Which lines of the data contain the string "Items"? Copy every one of them.

(DATA TO PROCESS begins)

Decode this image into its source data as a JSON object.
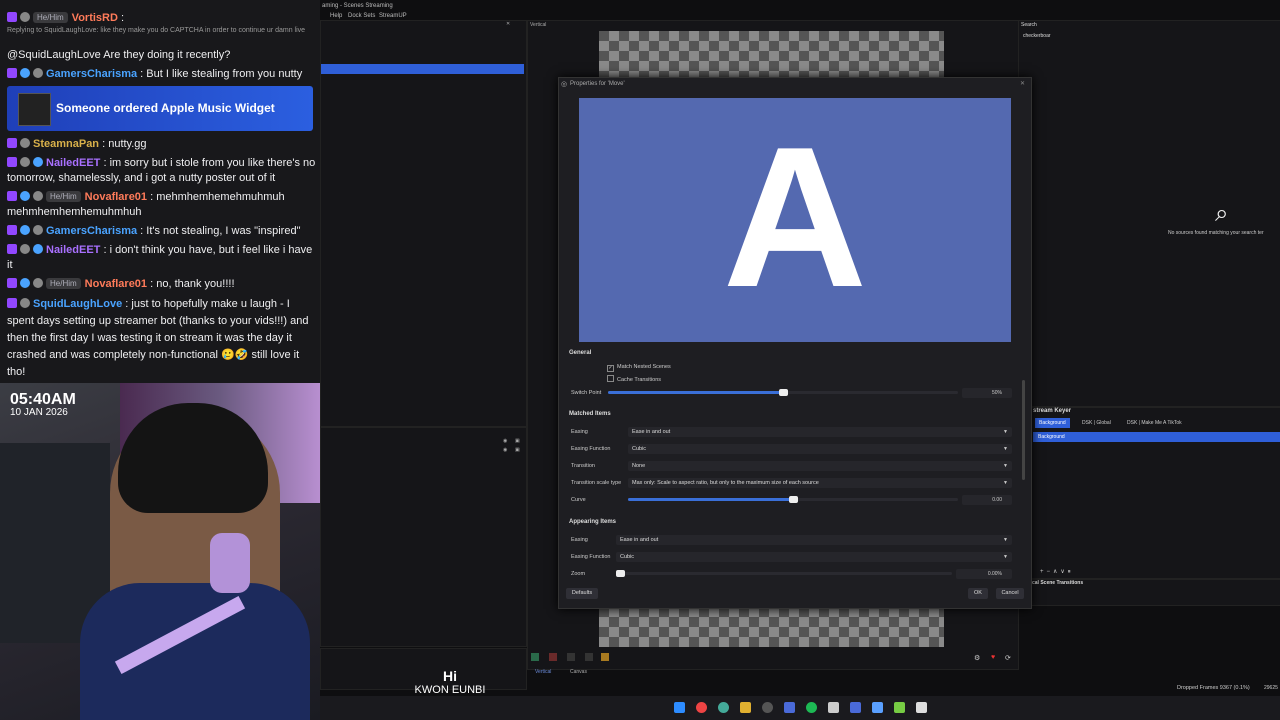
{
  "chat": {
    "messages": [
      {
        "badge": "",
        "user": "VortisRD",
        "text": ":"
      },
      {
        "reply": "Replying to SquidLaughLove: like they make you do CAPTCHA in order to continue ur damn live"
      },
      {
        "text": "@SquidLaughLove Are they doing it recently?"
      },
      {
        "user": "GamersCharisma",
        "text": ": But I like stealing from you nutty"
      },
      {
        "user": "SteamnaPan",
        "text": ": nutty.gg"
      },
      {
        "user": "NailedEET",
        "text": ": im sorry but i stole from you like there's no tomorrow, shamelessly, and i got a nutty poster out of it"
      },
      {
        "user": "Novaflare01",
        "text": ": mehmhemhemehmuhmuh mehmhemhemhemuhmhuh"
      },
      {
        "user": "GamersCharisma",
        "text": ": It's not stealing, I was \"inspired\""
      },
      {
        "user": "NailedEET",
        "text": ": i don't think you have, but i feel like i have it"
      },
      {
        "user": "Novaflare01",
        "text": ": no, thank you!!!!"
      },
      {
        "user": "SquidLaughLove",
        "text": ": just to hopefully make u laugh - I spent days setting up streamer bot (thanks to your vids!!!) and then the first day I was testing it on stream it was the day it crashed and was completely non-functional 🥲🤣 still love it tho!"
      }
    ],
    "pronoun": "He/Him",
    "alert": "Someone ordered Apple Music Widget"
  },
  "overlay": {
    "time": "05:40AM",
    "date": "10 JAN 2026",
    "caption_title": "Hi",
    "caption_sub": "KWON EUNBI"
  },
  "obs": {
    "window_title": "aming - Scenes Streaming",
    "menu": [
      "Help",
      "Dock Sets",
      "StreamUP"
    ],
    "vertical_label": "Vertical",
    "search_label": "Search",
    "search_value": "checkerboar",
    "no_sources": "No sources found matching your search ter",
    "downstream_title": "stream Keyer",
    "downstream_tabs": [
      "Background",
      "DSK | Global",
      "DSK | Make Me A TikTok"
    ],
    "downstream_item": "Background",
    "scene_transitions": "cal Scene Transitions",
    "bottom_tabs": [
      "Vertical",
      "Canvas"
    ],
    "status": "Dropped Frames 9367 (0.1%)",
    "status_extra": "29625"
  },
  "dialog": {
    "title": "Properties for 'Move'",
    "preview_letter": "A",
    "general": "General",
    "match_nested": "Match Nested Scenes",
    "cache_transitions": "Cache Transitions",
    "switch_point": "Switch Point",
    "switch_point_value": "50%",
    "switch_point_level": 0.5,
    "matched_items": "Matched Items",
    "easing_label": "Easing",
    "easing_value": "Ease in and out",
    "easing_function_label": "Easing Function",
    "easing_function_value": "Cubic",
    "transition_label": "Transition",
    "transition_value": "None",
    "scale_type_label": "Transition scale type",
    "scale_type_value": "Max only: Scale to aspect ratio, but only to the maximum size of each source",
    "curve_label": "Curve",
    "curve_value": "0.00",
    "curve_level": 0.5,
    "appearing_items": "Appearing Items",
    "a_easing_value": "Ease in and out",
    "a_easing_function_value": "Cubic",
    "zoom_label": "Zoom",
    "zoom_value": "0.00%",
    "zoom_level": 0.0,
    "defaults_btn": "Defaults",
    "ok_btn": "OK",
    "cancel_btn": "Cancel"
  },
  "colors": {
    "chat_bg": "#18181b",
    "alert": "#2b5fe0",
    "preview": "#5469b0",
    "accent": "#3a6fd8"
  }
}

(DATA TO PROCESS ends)
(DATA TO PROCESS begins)

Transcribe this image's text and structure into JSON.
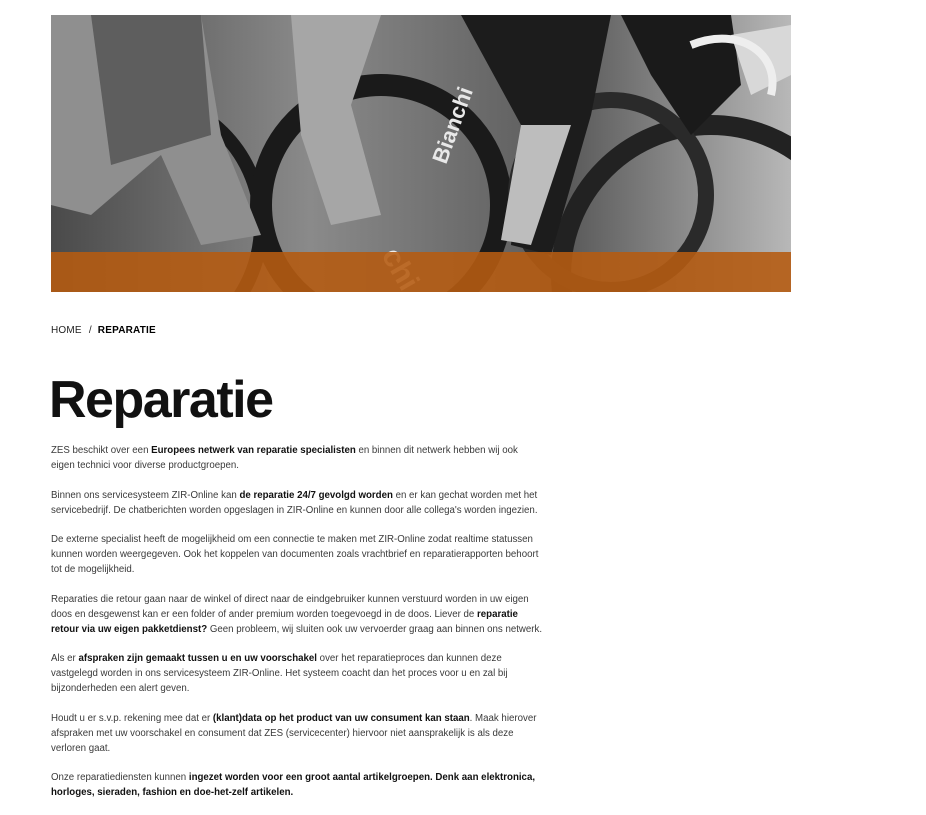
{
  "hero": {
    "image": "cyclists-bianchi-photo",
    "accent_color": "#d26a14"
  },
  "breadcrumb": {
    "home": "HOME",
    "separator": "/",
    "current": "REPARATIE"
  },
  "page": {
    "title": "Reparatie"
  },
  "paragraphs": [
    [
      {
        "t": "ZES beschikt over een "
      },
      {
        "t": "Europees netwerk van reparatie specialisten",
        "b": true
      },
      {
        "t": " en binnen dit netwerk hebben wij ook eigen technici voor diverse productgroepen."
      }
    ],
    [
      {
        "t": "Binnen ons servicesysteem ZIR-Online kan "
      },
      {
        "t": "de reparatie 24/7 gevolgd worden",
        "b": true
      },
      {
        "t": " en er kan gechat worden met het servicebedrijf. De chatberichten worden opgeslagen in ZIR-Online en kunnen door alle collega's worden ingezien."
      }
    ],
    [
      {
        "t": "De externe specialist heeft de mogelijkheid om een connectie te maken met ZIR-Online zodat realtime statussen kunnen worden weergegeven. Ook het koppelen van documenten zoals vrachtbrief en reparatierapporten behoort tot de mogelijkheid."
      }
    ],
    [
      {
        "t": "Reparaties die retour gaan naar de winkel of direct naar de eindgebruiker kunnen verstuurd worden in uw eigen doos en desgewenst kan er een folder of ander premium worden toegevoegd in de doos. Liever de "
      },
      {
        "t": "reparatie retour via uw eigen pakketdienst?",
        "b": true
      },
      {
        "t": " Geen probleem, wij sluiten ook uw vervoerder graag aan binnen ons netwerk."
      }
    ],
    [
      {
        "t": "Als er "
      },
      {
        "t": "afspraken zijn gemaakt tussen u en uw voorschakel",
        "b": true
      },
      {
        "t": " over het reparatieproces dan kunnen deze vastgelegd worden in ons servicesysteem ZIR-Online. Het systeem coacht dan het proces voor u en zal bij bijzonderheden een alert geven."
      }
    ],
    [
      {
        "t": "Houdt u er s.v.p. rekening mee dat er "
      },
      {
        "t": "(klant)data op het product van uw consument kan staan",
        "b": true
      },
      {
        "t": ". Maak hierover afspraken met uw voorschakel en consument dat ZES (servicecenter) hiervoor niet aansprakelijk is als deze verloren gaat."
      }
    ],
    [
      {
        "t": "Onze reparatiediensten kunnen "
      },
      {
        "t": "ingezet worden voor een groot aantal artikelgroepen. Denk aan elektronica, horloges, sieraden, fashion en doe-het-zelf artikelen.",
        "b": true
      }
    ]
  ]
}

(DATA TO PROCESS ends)
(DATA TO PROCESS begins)

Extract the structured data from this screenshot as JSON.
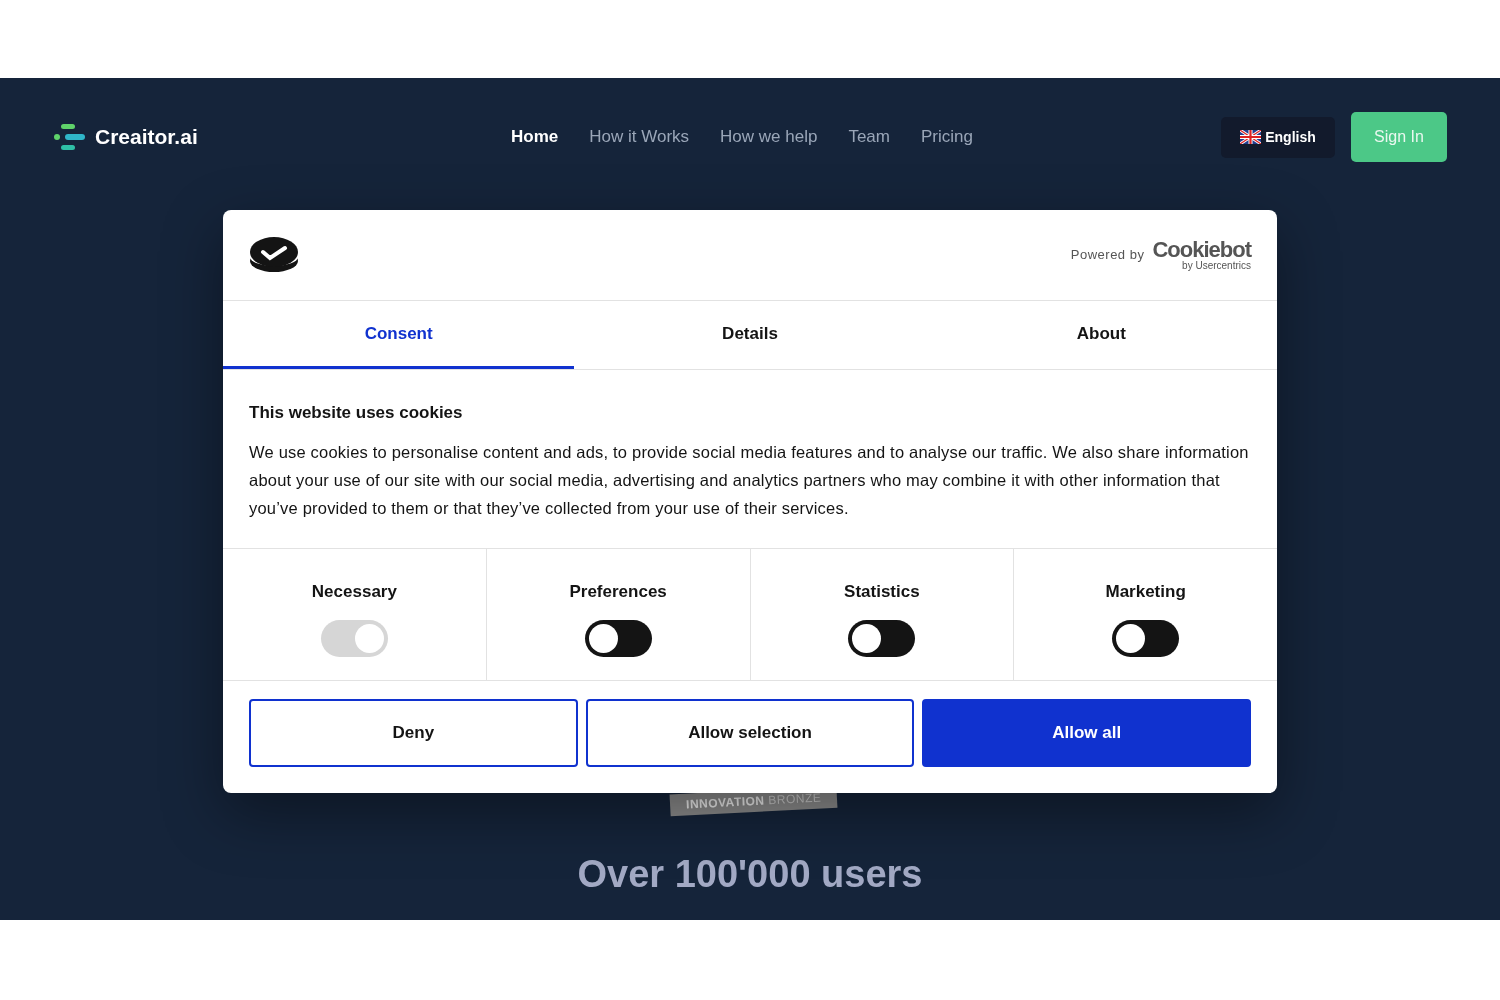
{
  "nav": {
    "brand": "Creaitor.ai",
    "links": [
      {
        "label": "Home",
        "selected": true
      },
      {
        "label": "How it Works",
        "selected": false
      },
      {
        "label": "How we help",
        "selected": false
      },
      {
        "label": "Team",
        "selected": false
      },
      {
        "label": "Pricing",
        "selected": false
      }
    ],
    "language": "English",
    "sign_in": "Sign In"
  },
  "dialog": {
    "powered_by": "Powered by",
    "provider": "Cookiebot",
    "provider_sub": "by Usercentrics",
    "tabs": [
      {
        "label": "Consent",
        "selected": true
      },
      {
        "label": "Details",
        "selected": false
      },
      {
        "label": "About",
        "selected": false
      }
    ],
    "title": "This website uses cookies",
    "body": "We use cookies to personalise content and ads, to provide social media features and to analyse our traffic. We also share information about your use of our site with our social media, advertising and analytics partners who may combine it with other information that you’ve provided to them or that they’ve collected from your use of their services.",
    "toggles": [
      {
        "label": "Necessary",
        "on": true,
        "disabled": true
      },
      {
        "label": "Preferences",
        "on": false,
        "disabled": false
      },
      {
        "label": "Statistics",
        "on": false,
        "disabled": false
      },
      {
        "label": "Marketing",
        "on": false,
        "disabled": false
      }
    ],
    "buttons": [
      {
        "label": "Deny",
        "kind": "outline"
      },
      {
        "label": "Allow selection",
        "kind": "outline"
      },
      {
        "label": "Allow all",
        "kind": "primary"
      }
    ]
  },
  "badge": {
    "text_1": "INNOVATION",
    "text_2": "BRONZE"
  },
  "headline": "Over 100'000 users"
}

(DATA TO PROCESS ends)

• _PROBLEM SOLUTION_
    "matched_items": "Matched Items",
    "appearing_items": "Appearing Items",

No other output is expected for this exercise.